▶ _Required action_:
Each time a line of the listing holds "this", copy that line.

*** Recorded information ***

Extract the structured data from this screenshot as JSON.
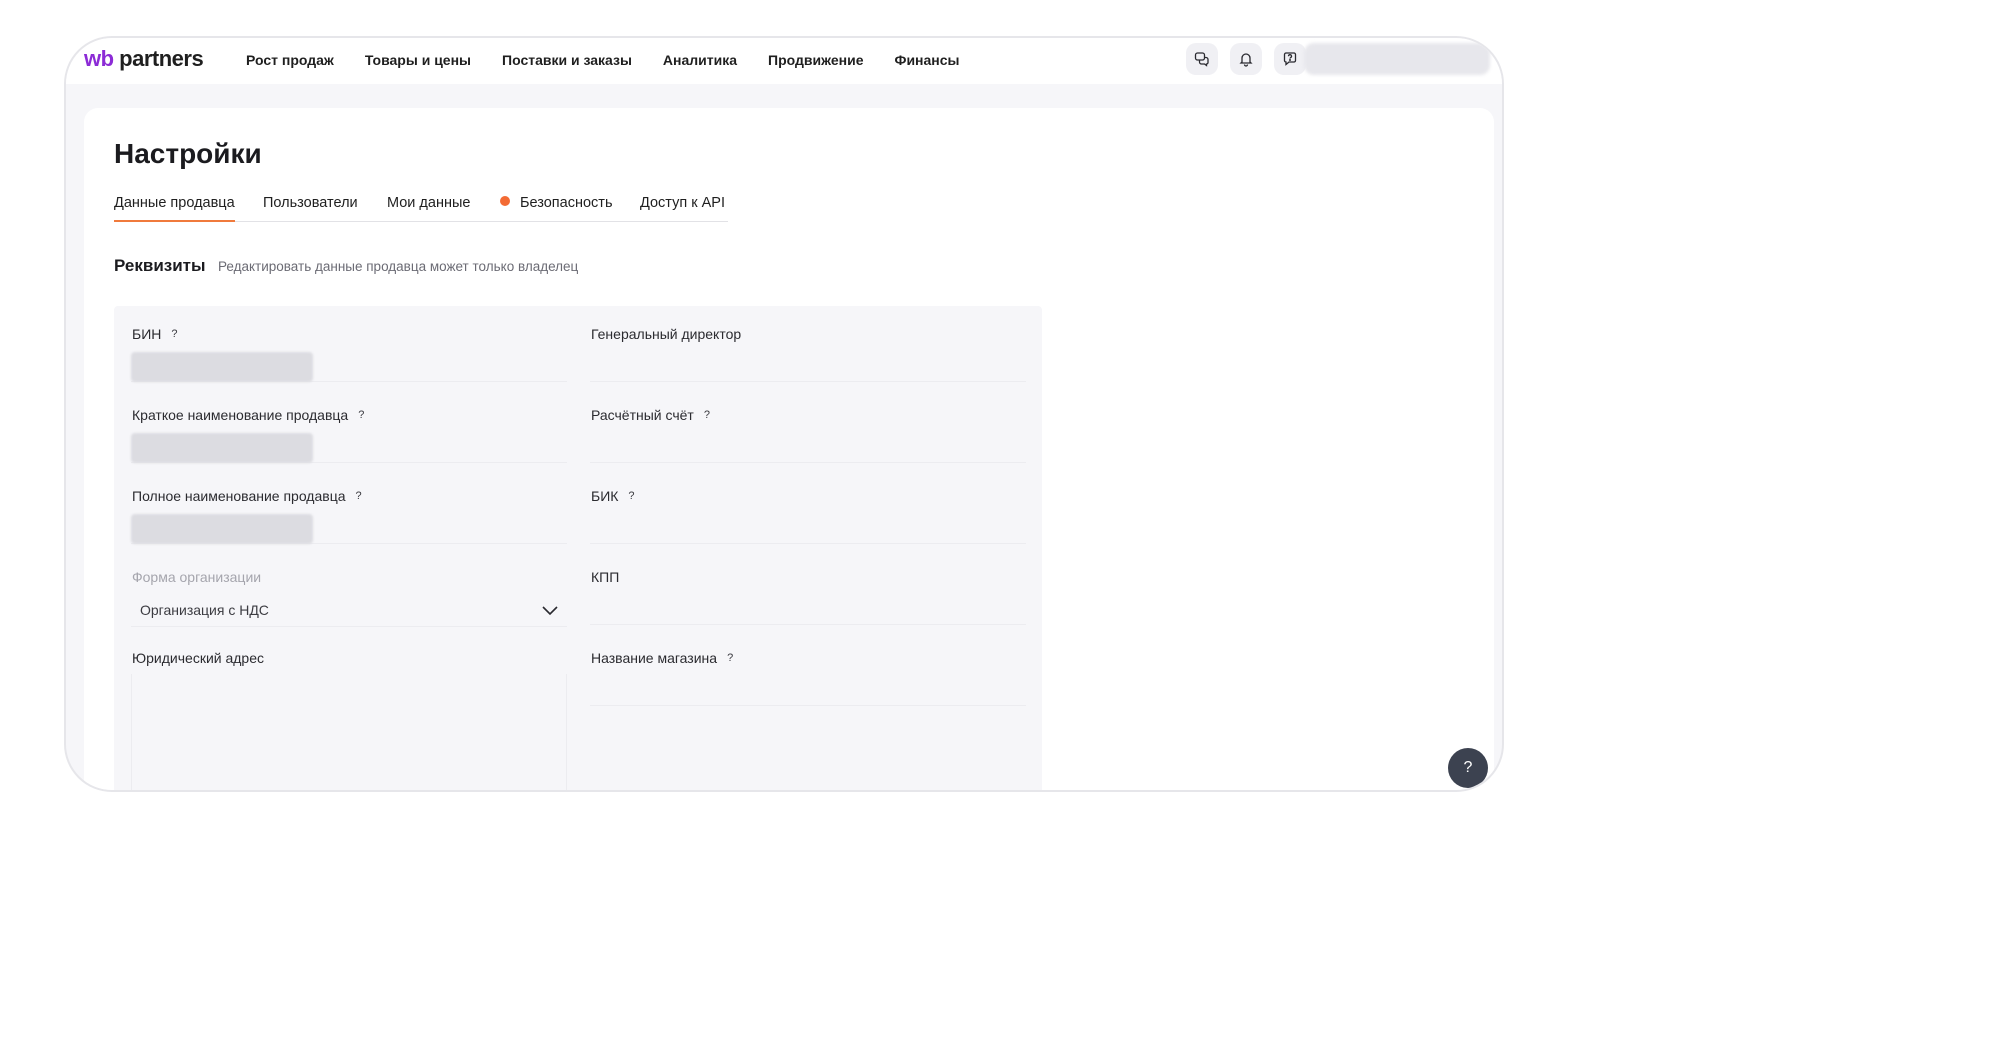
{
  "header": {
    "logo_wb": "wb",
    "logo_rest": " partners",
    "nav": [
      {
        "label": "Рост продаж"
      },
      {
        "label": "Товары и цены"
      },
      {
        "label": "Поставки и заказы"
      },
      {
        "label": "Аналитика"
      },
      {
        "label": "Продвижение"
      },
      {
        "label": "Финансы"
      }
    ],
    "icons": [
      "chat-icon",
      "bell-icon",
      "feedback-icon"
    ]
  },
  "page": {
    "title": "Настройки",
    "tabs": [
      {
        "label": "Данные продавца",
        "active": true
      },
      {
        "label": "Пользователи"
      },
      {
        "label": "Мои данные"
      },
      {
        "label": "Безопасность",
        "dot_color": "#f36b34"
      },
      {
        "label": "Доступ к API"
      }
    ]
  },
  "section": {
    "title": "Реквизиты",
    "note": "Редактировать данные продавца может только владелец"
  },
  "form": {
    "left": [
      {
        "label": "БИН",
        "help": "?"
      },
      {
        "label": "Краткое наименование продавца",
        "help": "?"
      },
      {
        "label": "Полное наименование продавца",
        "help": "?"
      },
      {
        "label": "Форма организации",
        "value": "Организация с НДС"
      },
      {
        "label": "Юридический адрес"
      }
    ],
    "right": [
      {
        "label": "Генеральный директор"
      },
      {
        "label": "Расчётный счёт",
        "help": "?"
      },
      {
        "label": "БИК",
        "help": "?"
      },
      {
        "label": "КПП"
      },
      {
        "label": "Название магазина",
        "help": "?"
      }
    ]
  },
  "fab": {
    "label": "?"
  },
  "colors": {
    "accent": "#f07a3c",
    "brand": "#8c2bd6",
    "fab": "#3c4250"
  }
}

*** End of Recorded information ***
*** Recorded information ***

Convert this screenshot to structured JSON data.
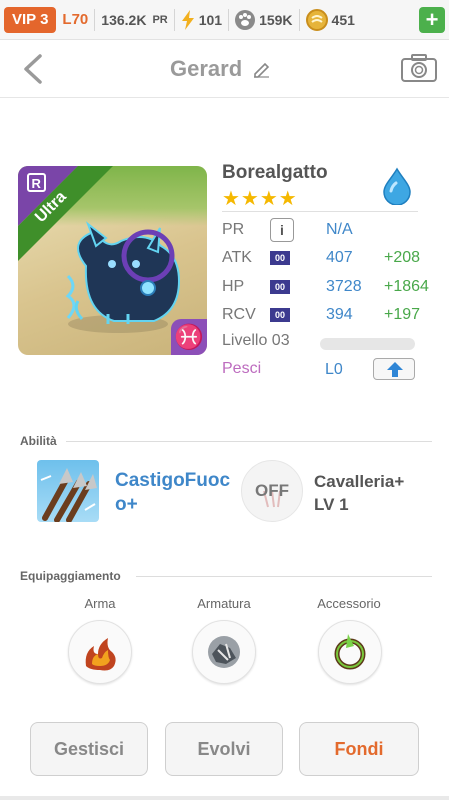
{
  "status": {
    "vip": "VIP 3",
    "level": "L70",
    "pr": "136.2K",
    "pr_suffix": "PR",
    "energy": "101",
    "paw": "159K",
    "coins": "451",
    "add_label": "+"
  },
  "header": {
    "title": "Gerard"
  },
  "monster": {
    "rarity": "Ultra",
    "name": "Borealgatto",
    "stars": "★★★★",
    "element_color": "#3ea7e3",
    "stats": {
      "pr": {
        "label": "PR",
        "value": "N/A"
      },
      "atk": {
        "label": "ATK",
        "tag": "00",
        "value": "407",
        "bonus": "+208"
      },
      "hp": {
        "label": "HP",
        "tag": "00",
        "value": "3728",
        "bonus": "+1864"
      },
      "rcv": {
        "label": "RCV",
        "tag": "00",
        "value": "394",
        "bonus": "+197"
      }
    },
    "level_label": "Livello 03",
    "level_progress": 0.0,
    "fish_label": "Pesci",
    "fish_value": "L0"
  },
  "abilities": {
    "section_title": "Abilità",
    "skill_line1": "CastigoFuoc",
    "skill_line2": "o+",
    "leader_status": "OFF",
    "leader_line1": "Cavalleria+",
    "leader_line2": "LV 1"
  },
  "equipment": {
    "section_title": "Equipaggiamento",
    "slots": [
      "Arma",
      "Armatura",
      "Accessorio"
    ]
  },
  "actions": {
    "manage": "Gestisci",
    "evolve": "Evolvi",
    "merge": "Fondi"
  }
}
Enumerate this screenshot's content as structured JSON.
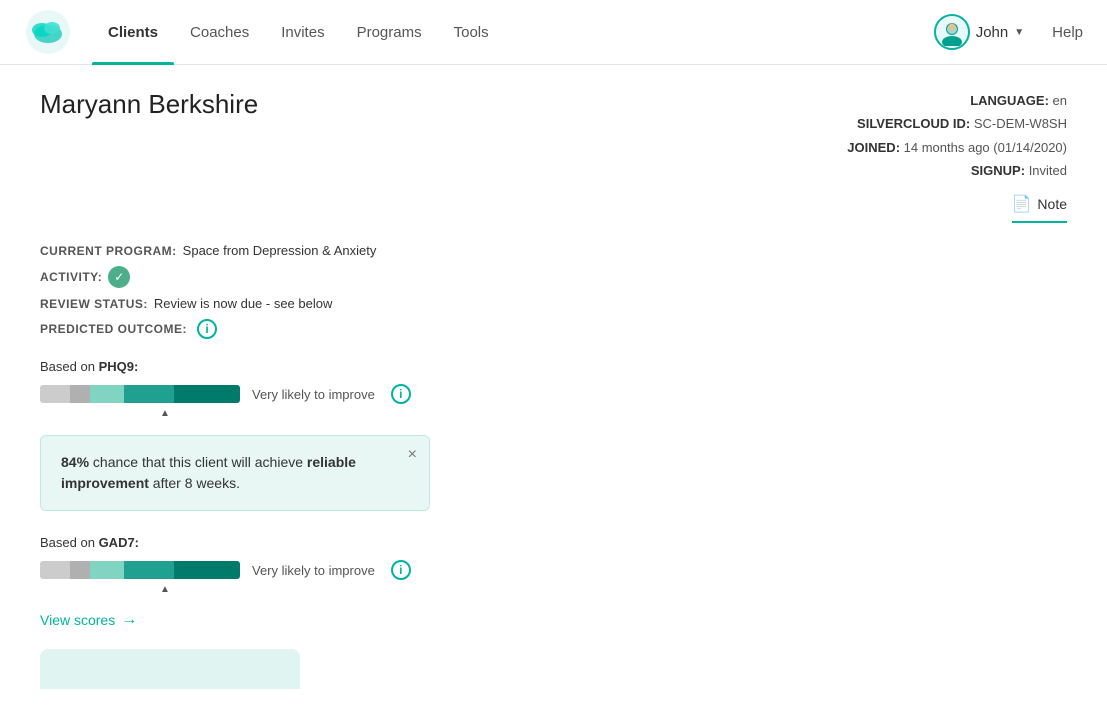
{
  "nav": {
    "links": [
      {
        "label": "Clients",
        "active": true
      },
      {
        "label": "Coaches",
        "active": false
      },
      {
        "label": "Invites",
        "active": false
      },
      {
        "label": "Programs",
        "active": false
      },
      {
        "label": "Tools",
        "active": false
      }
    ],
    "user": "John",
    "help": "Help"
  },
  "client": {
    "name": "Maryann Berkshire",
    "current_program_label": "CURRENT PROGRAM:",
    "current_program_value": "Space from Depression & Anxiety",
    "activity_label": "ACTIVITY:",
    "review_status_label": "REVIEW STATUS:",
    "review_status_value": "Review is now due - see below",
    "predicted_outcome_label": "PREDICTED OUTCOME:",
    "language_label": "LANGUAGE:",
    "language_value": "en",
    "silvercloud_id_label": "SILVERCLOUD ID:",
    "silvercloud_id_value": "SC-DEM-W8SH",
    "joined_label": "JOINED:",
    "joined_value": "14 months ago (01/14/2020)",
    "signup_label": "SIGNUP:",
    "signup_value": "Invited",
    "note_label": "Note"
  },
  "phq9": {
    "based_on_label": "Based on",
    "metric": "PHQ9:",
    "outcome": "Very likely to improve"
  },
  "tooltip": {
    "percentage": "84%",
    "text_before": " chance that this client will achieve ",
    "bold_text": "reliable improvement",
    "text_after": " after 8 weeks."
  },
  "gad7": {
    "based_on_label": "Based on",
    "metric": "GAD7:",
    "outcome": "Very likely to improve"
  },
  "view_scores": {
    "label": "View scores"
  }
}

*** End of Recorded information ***

▶ _Exercise output_:
Extract the structured data from this screenshot as JSON.
Convert this screenshot to structured JSON data.
Enumerate this screenshot's content as structured JSON.
    "text_before": " chance that this client will achieve ",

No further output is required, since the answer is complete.